─── Entries provided ───

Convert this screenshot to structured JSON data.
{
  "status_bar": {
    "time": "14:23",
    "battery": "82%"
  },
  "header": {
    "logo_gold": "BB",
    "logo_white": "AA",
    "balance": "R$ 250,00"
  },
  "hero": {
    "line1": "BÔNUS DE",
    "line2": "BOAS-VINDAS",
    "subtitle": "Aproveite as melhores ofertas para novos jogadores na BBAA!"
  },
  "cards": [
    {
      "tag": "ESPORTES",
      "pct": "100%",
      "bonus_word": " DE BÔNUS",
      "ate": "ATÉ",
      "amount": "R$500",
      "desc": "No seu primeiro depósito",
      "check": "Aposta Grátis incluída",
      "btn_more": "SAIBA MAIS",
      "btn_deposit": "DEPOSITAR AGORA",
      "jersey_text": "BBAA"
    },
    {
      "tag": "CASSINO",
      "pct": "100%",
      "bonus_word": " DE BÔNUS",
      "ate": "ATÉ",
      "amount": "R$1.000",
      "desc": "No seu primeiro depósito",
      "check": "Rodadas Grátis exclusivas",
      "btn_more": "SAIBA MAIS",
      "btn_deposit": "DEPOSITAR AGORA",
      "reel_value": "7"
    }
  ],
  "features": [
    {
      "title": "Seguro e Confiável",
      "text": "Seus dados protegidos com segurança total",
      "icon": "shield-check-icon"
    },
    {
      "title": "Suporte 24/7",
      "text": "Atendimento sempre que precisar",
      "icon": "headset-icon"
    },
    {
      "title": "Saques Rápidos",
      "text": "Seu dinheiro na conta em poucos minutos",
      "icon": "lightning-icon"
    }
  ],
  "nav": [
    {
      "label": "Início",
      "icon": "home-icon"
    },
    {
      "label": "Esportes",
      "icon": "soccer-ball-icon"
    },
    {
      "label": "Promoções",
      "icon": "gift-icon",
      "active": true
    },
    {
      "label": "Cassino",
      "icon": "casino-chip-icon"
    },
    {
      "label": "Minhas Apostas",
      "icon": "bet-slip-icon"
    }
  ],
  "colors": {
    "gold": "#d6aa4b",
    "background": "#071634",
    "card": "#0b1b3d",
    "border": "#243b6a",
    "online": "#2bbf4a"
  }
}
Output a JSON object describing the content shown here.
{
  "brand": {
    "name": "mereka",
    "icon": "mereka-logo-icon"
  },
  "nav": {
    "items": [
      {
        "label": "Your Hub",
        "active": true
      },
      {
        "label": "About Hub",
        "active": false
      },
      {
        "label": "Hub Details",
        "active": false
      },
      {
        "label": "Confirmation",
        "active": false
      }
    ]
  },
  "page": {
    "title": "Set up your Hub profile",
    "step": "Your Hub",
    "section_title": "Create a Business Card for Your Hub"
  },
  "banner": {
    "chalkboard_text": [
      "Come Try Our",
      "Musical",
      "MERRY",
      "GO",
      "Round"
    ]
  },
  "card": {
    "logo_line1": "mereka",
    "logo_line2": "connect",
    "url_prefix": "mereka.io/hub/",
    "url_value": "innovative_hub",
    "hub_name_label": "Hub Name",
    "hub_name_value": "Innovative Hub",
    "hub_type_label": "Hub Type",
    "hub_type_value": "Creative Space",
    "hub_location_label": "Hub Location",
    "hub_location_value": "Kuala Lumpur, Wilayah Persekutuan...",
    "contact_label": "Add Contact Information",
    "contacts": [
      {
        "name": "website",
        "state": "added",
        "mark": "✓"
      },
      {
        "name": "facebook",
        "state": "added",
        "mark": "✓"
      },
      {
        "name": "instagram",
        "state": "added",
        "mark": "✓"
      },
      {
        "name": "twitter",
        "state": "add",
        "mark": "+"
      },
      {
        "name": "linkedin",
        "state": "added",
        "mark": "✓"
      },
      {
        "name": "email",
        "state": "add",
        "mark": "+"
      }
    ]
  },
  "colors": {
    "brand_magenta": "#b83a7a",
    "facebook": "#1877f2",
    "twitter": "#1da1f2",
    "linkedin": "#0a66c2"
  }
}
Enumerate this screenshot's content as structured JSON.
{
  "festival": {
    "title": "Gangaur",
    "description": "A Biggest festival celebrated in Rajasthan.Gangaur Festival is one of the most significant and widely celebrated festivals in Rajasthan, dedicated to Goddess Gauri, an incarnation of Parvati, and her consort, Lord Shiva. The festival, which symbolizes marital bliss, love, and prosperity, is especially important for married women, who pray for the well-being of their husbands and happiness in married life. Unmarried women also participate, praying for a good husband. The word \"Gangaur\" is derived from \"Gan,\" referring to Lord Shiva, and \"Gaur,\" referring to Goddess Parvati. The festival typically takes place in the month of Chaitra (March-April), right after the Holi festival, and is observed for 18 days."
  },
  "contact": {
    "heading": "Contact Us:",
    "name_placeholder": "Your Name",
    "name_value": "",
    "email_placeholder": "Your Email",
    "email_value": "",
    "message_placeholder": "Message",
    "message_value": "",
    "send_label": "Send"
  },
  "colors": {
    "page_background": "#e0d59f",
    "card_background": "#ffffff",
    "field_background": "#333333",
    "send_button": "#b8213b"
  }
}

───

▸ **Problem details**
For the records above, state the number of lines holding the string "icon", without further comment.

▸ **Task response**
9